» PROVIDED DATA
_ _ _

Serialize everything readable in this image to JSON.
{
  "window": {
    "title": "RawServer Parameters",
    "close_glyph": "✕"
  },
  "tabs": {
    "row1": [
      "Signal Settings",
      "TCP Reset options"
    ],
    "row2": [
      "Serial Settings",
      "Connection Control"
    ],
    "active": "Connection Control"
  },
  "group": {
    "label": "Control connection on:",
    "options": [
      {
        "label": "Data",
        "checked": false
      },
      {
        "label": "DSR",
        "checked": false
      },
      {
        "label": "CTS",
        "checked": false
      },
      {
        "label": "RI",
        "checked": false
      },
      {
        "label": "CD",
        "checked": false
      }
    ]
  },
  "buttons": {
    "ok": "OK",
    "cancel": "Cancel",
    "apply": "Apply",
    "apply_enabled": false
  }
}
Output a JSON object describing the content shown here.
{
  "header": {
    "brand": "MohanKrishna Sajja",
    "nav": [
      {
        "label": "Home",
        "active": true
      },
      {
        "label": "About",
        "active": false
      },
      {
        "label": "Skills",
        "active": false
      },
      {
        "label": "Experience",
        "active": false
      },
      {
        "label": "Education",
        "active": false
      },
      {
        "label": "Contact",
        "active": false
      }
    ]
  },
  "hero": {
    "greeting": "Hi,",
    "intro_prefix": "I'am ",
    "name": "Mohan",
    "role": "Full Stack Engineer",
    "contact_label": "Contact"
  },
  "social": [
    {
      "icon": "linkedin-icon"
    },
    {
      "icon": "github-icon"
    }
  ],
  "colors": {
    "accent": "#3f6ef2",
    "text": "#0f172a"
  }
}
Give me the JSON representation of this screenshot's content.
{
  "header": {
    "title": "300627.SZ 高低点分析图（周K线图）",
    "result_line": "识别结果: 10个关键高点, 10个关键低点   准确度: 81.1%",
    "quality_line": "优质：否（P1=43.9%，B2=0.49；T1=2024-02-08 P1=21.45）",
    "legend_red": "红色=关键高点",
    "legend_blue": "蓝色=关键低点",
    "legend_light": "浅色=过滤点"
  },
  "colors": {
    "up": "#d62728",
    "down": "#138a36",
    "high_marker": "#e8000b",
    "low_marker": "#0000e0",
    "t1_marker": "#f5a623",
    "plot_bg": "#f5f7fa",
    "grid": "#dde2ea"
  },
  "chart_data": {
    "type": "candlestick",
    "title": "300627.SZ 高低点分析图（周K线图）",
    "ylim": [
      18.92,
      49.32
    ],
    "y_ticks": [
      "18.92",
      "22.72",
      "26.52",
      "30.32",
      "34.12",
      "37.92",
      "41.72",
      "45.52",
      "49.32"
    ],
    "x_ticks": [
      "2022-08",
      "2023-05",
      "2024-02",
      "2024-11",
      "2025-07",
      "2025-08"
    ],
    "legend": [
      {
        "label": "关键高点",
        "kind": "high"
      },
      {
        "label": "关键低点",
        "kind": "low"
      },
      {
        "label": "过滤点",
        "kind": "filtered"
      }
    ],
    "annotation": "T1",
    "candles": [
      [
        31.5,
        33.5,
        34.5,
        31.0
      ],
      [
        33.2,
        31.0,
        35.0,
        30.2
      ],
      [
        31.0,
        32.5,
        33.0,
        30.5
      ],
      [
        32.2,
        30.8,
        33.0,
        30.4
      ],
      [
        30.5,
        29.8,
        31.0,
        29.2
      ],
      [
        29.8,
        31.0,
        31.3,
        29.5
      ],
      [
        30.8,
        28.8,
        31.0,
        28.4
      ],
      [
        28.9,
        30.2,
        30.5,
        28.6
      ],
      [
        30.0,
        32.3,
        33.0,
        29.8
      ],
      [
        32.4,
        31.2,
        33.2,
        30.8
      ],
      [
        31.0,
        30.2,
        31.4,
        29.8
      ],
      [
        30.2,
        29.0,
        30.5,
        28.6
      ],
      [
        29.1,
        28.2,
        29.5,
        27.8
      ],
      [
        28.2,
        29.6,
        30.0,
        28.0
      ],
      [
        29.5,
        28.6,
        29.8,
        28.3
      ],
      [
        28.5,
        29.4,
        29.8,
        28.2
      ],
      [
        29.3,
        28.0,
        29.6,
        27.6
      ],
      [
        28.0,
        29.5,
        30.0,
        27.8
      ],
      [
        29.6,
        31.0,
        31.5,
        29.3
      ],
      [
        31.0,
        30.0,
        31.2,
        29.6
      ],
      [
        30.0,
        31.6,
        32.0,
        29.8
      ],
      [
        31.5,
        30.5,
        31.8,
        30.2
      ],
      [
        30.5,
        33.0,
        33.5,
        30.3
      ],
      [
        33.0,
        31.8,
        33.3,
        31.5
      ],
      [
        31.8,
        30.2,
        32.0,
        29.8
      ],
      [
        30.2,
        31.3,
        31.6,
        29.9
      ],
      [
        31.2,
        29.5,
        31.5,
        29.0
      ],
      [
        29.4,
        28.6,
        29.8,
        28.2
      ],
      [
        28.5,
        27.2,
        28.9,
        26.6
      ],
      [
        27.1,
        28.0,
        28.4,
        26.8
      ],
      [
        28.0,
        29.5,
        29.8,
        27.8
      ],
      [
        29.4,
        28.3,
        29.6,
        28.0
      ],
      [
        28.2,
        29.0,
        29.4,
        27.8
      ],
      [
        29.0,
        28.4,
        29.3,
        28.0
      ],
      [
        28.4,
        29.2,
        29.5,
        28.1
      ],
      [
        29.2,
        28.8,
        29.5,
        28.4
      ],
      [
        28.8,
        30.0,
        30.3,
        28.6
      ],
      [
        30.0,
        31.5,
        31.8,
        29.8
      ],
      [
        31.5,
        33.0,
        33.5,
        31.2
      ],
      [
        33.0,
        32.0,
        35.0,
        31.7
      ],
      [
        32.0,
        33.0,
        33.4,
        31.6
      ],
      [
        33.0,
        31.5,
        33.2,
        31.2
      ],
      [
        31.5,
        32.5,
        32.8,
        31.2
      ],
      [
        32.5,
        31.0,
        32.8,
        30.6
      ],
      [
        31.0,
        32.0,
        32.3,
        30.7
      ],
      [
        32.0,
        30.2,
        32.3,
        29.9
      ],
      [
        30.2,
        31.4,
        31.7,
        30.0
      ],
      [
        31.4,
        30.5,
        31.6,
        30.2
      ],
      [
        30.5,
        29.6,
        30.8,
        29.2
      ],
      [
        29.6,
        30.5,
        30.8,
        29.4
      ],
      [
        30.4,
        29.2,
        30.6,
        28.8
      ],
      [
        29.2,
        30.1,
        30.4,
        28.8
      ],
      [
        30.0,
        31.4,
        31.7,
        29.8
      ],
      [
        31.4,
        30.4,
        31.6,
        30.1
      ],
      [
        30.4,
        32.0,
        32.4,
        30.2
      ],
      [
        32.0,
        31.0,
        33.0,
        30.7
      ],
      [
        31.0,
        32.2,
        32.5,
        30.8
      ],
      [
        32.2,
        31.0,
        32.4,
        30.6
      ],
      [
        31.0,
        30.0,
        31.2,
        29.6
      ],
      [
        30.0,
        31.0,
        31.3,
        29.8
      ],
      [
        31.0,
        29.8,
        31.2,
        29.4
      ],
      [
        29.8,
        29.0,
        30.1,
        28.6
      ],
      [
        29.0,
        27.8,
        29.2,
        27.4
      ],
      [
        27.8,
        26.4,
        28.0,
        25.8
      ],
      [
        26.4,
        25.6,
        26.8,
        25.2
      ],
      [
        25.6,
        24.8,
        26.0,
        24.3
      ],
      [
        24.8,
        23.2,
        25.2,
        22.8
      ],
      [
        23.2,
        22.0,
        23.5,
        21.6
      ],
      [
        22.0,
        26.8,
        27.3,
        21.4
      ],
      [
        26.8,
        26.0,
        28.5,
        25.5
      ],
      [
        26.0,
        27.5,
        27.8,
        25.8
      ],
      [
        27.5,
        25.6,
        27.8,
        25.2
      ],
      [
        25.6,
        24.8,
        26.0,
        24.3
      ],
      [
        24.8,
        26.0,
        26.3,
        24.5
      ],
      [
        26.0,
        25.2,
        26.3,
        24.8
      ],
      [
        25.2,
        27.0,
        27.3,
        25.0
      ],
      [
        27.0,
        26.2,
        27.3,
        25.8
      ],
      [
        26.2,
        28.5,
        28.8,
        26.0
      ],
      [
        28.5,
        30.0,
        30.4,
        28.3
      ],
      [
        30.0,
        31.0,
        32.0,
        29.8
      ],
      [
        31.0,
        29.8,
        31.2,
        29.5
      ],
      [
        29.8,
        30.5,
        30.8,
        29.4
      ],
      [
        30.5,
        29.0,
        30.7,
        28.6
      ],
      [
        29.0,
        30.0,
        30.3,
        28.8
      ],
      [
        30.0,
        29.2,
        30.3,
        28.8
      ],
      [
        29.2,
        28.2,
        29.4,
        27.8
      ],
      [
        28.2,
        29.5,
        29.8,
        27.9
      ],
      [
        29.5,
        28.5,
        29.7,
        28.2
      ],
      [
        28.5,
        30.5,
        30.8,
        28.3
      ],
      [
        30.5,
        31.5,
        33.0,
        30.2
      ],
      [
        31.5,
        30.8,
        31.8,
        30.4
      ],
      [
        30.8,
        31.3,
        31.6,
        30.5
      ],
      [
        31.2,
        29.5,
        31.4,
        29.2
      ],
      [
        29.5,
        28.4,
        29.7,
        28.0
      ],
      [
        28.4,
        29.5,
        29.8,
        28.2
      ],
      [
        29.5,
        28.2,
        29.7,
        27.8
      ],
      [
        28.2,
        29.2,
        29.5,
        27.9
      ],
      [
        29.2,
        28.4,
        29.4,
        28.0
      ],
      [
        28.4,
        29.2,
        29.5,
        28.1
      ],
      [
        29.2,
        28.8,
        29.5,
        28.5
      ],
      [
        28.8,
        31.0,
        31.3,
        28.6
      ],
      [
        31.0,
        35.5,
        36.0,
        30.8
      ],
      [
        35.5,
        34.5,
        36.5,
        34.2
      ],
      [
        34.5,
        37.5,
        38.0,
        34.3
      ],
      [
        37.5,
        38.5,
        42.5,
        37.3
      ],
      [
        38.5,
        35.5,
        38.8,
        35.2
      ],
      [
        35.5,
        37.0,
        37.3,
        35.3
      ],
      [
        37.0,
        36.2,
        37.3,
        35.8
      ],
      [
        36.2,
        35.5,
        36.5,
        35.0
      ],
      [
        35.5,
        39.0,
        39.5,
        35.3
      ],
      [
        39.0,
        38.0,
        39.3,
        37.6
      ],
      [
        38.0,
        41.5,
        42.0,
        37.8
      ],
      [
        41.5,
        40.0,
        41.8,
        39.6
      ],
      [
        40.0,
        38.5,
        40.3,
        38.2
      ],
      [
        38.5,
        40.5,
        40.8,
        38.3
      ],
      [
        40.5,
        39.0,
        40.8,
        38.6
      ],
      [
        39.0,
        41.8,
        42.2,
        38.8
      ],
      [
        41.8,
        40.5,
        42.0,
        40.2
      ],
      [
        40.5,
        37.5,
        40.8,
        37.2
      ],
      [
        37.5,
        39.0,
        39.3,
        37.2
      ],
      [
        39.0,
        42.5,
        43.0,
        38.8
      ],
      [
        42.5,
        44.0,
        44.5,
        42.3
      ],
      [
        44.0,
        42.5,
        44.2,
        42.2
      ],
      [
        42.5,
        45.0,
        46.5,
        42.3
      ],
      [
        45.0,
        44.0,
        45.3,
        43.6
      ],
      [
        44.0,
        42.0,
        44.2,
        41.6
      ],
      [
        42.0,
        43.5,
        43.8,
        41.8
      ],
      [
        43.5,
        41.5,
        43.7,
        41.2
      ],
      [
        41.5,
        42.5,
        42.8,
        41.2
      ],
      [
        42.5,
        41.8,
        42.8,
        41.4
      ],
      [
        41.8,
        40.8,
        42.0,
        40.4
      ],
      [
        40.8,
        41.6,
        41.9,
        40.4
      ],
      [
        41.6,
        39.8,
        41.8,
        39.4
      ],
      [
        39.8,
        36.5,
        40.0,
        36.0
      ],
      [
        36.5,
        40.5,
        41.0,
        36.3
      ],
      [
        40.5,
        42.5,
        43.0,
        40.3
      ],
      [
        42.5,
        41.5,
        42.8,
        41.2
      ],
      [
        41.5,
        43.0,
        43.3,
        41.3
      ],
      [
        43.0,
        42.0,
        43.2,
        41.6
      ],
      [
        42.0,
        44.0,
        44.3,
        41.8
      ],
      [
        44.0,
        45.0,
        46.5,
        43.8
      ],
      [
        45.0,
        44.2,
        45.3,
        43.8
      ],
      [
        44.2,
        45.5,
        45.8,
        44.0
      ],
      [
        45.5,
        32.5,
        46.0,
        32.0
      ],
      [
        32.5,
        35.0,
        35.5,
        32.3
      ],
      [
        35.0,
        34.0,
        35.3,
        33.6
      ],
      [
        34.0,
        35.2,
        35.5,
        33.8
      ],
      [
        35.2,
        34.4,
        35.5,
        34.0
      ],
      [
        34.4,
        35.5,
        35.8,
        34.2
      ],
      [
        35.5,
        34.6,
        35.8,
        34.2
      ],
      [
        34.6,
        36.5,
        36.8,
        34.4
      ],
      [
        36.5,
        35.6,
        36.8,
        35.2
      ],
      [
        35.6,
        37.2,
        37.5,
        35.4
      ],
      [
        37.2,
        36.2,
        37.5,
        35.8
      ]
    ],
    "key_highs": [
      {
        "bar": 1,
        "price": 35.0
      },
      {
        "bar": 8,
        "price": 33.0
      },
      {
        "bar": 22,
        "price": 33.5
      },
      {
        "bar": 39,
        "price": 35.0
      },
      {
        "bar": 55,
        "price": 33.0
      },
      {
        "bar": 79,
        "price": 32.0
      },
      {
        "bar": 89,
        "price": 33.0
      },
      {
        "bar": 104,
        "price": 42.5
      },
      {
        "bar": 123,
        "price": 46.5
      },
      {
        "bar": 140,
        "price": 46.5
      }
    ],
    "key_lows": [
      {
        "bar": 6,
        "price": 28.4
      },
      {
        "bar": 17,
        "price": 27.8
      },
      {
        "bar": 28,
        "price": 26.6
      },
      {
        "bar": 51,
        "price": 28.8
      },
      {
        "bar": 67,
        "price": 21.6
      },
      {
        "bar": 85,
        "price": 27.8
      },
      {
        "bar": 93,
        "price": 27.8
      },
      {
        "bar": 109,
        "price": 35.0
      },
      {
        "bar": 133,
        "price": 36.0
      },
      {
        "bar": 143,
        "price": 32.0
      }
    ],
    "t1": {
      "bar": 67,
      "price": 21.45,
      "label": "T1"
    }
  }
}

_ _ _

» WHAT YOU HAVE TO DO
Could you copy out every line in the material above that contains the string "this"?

» RESULT OF THE TASK
Serialize everything readable in this image to JSON.
Give me the JSON representation of this screenshot's content.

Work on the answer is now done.